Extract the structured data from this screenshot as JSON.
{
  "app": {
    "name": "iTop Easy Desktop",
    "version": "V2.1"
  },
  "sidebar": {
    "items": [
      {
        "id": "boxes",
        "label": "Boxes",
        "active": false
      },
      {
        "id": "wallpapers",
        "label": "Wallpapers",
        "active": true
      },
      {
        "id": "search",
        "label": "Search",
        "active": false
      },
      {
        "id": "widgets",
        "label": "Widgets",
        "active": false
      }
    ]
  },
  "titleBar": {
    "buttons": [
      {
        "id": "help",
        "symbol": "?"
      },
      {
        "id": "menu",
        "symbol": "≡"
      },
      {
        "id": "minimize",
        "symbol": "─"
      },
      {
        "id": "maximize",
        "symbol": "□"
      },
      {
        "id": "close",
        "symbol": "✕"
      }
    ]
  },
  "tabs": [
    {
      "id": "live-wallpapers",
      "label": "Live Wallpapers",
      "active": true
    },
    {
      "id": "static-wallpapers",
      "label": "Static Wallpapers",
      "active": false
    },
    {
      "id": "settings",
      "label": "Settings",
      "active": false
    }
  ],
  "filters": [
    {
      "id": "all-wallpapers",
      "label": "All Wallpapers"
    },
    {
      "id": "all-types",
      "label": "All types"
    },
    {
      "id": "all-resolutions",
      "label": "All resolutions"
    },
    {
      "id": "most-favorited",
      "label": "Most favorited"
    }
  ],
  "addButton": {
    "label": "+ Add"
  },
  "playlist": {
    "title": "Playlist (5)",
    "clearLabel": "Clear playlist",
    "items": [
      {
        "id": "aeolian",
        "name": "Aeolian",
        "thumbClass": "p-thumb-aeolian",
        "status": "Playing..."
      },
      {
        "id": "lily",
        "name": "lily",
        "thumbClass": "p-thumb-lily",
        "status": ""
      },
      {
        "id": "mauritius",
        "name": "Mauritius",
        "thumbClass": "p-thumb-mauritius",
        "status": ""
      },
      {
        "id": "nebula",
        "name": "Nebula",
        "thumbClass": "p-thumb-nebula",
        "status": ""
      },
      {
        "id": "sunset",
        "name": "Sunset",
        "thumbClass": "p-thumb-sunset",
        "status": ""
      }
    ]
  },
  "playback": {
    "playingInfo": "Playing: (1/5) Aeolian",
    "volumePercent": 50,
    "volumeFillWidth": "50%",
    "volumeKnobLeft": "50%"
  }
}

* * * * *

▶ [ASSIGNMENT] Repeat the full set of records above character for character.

▶ [EXERCISE ANSWER]
Extract the structured data from this screenshot as JSON.
{
  "app": {
    "name": "iTop Easy Desktop",
    "version": "V2.1"
  },
  "sidebar": {
    "items": [
      {
        "id": "boxes",
        "label": "Boxes",
        "active": false
      },
      {
        "id": "wallpapers",
        "label": "Wallpapers",
        "active": true
      },
      {
        "id": "search",
        "label": "Search",
        "active": false
      },
      {
        "id": "widgets",
        "label": "Widgets",
        "active": false
      }
    ]
  },
  "titleBar": {
    "buttons": [
      {
        "id": "help",
        "symbol": "?"
      },
      {
        "id": "menu",
        "symbol": "≡"
      },
      {
        "id": "minimize",
        "symbol": "─"
      },
      {
        "id": "maximize",
        "symbol": "□"
      },
      {
        "id": "close",
        "symbol": "✕"
      }
    ]
  },
  "tabs": [
    {
      "id": "live-wallpapers",
      "label": "Live Wallpapers",
      "active": true
    },
    {
      "id": "static-wallpapers",
      "label": "Static Wallpapers",
      "active": false
    },
    {
      "id": "settings",
      "label": "Settings",
      "active": false
    }
  ],
  "filters": [
    {
      "id": "all-wallpapers",
      "label": "All Wallpapers"
    },
    {
      "id": "all-types",
      "label": "All types"
    },
    {
      "id": "all-resolutions",
      "label": "All resolutions"
    },
    {
      "id": "most-favorited",
      "label": "Most favorited"
    }
  ],
  "addButton": {
    "label": "+ Add"
  },
  "playlist": {
    "title": "Playlist (5)",
    "clearLabel": "Clear playlist",
    "items": [
      {
        "id": "aeolian",
        "name": "Aeolian",
        "thumbClass": "p-thumb-aeolian",
        "status": "Playing..."
      },
      {
        "id": "lily",
        "name": "lily",
        "thumbClass": "p-thumb-lily",
        "status": ""
      },
      {
        "id": "mauritius",
        "name": "Mauritius",
        "thumbClass": "p-thumb-mauritius",
        "status": ""
      },
      {
        "id": "nebula",
        "name": "Nebula",
        "thumbClass": "p-thumb-nebula",
        "status": ""
      },
      {
        "id": "sunset",
        "name": "Sunset",
        "thumbClass": "p-thumb-sunset",
        "status": ""
      }
    ]
  },
  "playback": {
    "playingInfo": "Playing: (1/5) Aeolian",
    "volumePercent": 50,
    "volumeFillWidth": "50%",
    "volumeKnobLeft": "50%"
  }
}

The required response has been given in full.